#### [RECORD EXCERPTS]
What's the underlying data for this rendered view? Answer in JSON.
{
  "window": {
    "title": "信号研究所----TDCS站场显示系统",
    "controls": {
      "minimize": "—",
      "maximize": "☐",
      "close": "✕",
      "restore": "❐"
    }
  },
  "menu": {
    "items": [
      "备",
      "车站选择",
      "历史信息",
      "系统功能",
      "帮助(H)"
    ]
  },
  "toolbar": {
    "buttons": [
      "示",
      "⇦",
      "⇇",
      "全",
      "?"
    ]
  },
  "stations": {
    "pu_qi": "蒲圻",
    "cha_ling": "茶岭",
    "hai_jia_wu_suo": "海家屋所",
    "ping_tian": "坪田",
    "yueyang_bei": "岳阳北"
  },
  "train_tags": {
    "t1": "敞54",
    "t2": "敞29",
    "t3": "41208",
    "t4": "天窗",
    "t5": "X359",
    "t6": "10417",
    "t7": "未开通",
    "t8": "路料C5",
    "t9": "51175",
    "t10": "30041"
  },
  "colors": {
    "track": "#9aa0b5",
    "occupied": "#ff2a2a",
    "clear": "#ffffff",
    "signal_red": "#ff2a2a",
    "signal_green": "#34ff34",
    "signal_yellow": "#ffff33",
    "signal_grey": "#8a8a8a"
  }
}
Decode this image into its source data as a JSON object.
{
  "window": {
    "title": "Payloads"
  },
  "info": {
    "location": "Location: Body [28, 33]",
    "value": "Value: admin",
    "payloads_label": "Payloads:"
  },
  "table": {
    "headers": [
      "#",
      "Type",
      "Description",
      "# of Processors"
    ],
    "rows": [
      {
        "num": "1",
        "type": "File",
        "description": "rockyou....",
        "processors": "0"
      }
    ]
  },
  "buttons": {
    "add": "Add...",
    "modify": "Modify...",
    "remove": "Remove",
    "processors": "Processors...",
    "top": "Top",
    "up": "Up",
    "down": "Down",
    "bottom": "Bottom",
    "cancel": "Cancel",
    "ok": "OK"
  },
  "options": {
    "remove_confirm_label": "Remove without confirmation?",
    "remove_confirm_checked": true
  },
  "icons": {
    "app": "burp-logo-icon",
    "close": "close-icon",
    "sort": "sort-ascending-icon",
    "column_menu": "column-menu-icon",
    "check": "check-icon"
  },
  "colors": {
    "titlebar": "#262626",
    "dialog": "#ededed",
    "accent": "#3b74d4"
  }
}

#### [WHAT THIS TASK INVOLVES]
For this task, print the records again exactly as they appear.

#### [YOUR RESPONSE]
What's the underlying data for this rendered view? Answer in JSON.
{
  "window": {
    "title": "信号研究所----TDCS站场显示系统",
    "controls": {
      "minimize": "—",
      "maximize": "☐",
      "close": "✕",
      "restore": "❐"
    }
  },
  "menu": {
    "items": [
      "备",
      "车站选择",
      "历史信息",
      "系统功能",
      "帮助(H)"
    ]
  },
  "toolbar": {
    "buttons": [
      "示",
      "⇦",
      "⇇",
      "全",
      "?"
    ]
  },
  "stations": {
    "pu_qi": "蒲圻",
    "cha_ling": "茶岭",
    "hai_jia_wu_suo": "海家屋所",
    "ping_tian": "坪田",
    "yueyang_bei": "岳阳北"
  },
  "train_tags": {
    "t1": "敞54",
    "t2": "敞29",
    "t3": "41208",
    "t4": "天窗",
    "t5": "X359",
    "t6": "10417",
    "t7": "未开通",
    "t8": "路料C5",
    "t9": "51175",
    "t10": "30041"
  },
  "colors": {
    "track": "#9aa0b5",
    "occupied": "#ff2a2a",
    "clear": "#ffffff",
    "signal_red": "#ff2a2a",
    "signal_green": "#34ff34",
    "signal_yellow": "#ffff33",
    "signal_grey": "#8a8a8a"
  }
}
Decode this image into its source data as a JSON object.
{
  "window": {
    "title": "Payloads"
  },
  "info": {
    "location": "Location: Body [28, 33]",
    "value": "Value: admin",
    "payloads_label": "Payloads:"
  },
  "table": {
    "headers": [
      "#",
      "Type",
      "Description",
      "# of Processors"
    ],
    "rows": [
      {
        "num": "1",
        "type": "File",
        "description": "rockyou....",
        "processors": "0"
      }
    ]
  },
  "buttons": {
    "add": "Add...",
    "modify": "Modify...",
    "remove": "Remove",
    "processors": "Processors...",
    "top": "Top",
    "up": "Up",
    "down": "Down",
    "bottom": "Bottom",
    "cancel": "Cancel",
    "ok": "OK"
  },
  "options": {
    "remove_confirm_label": "Remove without confirmation?",
    "remove_confirm_checked": true
  },
  "icons": {
    "app": "burp-logo-icon",
    "close": "close-icon",
    "sort": "sort-ascending-icon",
    "column_menu": "column-menu-icon",
    "check": "check-icon"
  },
  "colors": {
    "titlebar": "#262626",
    "dialog": "#ededed",
    "accent": "#3b74d4"
  }
}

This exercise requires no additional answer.